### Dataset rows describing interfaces

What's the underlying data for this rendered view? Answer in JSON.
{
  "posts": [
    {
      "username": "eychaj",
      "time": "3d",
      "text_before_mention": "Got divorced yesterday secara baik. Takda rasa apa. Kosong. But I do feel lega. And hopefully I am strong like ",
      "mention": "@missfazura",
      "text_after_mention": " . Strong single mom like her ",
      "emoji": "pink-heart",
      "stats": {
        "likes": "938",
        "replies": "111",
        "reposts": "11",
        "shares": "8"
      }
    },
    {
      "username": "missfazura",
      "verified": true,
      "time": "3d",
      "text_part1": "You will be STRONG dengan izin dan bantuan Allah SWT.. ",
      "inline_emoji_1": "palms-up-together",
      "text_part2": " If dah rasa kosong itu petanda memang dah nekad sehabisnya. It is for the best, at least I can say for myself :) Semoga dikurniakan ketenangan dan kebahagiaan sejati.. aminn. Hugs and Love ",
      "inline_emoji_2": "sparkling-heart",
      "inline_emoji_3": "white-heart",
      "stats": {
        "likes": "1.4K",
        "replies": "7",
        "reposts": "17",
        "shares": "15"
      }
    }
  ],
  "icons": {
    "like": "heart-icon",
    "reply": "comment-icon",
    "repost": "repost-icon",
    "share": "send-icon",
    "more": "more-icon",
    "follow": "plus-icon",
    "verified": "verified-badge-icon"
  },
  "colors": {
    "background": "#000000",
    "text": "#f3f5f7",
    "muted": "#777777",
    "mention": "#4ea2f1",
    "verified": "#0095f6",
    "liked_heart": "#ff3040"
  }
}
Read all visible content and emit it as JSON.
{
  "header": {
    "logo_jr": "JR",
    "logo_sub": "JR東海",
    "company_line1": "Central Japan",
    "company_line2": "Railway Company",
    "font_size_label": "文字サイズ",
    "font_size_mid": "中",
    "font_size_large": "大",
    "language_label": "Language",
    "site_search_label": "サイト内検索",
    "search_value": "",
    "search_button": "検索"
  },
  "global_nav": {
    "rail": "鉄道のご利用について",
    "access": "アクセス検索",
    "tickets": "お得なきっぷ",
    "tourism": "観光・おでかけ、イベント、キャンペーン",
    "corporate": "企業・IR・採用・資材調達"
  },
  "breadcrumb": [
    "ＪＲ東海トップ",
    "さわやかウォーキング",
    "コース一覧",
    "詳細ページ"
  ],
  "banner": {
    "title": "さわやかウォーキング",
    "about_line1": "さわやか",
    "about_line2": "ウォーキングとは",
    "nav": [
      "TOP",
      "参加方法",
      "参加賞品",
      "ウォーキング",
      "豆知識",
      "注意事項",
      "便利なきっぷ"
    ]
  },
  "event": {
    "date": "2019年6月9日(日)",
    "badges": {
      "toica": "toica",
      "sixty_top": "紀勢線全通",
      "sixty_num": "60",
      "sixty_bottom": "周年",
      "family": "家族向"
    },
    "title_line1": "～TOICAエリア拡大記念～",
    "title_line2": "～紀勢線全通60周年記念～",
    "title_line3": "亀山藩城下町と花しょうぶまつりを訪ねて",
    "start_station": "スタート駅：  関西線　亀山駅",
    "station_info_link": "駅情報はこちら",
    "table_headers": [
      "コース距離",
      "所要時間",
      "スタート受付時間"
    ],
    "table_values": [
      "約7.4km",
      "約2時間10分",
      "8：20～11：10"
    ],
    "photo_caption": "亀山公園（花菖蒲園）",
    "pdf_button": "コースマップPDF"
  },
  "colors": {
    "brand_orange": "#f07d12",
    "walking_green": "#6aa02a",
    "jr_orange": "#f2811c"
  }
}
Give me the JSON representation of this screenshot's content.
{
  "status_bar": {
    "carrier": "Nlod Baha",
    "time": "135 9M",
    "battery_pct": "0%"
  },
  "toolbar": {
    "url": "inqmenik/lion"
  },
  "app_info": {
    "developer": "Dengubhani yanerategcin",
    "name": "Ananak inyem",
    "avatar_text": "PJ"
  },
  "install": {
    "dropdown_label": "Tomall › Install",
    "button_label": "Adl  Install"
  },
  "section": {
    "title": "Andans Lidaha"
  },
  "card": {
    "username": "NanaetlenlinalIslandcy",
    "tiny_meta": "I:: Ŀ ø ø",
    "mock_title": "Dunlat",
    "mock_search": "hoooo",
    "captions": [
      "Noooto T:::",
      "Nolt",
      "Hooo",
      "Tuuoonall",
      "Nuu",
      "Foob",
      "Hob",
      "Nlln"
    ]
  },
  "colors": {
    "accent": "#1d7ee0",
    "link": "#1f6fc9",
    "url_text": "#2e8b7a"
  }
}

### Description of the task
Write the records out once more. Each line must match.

### Your response
What's the underlying data for this rendered view? Answer in JSON.
{
  "posts": [
    {
      "username": "eychaj",
      "time": "3d",
      "text_before_mention": "Got divorced yesterday secara baik. Takda rasa apa. Kosong. But I do feel lega. And hopefully I am strong like ",
      "mention": "@missfazura",
      "text_after_mention": " . Strong single mom like her ",
      "emoji": "pink-heart",
      "stats": {
        "likes": "938",
        "replies": "111",
        "reposts": "11",
        "shares": "8"
      }
    },
    {
      "username": "missfazura",
      "verified": true,
      "time": "3d",
      "text_part1": "You will be STRONG dengan izin dan bantuan Allah SWT.. ",
      "inline_emoji_1": "palms-up-together",
      "text_part2": " If dah rasa kosong itu petanda memang dah nekad sehabisnya. It is for the best, at least I can say for myself :) Semoga dikurniakan ketenangan dan kebahagiaan sejati.. aminn. Hugs and Love ",
      "inline_emoji_2": "sparkling-heart",
      "inline_emoji_3": "white-heart",
      "stats": {
        "likes": "1.4K",
        "replies": "7",
        "reposts": "17",
        "shares": "15"
      }
    }
  ],
  "icons": {
    "like": "heart-icon",
    "reply": "comment-icon",
    "repost": "repost-icon",
    "share": "send-icon",
    "more": "more-icon",
    "follow": "plus-icon",
    "verified": "verified-badge-icon"
  },
  "colors": {
    "background": "#000000",
    "text": "#f3f5f7",
    "muted": "#777777",
    "mention": "#4ea2f1",
    "verified": "#0095f6",
    "liked_heart": "#ff3040"
  }
}
Read all visible content and emit it as JSON.
{
  "header": {
    "logo_jr": "JR",
    "logo_sub": "JR東海",
    "company_line1": "Central Japan",
    "company_line2": "Railway Company",
    "font_size_label": "文字サイズ",
    "font_size_mid": "中",
    "font_size_large": "大",
    "language_label": "Language",
    "site_search_label": "サイト内検索",
    "search_value": "",
    "search_button": "検索"
  },
  "global_nav": {
    "rail": "鉄道のご利用について",
    "access": "アクセス検索",
    "tickets": "お得なきっぷ",
    "tourism": "観光・おでかけ、イベント、キャンペーン",
    "corporate": "企業・IR・採用・資材調達"
  },
  "breadcrumb": [
    "ＪＲ東海トップ",
    "さわやかウォーキング",
    "コース一覧",
    "詳細ページ"
  ],
  "banner": {
    "title": "さわやかウォーキング",
    "about_line1": "さわやか",
    "about_line2": "ウォーキングとは",
    "nav": [
      "TOP",
      "参加方法",
      "参加賞品",
      "ウォーキング",
      "豆知識",
      "注意事項",
      "便利なきっぷ"
    ]
  },
  "event": {
    "date": "2019年6月9日(日)",
    "badges": {
      "toica": "toica",
      "sixty_top": "紀勢線全通",
      "sixty_num": "60",
      "sixty_bottom": "周年",
      "family": "家族向"
    },
    "title_line1": "～TOICAエリア拡大記念～",
    "title_line2": "～紀勢線全通60周年記念～",
    "title_line3": "亀山藩城下町と花しょうぶまつりを訪ねて",
    "start_station": "スタート駅：  関西線　亀山駅",
    "station_info_link": "駅情報はこちら",
    "table_headers": [
      "コース距離",
      "所要時間",
      "スタート受付時間"
    ],
    "table_values": [
      "約7.4km",
      "約2時間10分",
      "8：20～11：10"
    ],
    "photo_caption": "亀山公園（花菖蒲園）",
    "pdf_button": "コースマップPDF"
  },
  "colors": {
    "brand_orange": "#f07d12",
    "walking_green": "#6aa02a",
    "jr_orange": "#f2811c"
  }
}
Give me the JSON representation of this screenshot's content.
{
  "status_bar": {
    "carrier": "Nlod Baha",
    "time": "135 9M",
    "battery_pct": "0%"
  },
  "toolbar": {
    "url": "inqmenik/lion"
  },
  "app_info": {
    "developer": "Dengubhani yanerategcin",
    "name": "Ananak inyem",
    "avatar_text": "PJ"
  },
  "install": {
    "dropdown_label": "Tomall › Install",
    "button_label": "Adl  Install"
  },
  "section": {
    "title": "Andans Lidaha"
  },
  "card": {
    "username": "NanaetlenlinalIslandcy",
    "tiny_meta": "I:: Ŀ ø ø",
    "mock_title": "Dunlat",
    "mock_search": "hoooo",
    "captions": [
      "Noooto T:::",
      "Nolt",
      "Hooo",
      "Tuuoonall",
      "Nuu",
      "Foob",
      "Hob",
      "Nlln"
    ]
  },
  "colors": {
    "accent": "#1d7ee0",
    "link": "#1f6fc9",
    "url_text": "#2e8b7a"
  }
}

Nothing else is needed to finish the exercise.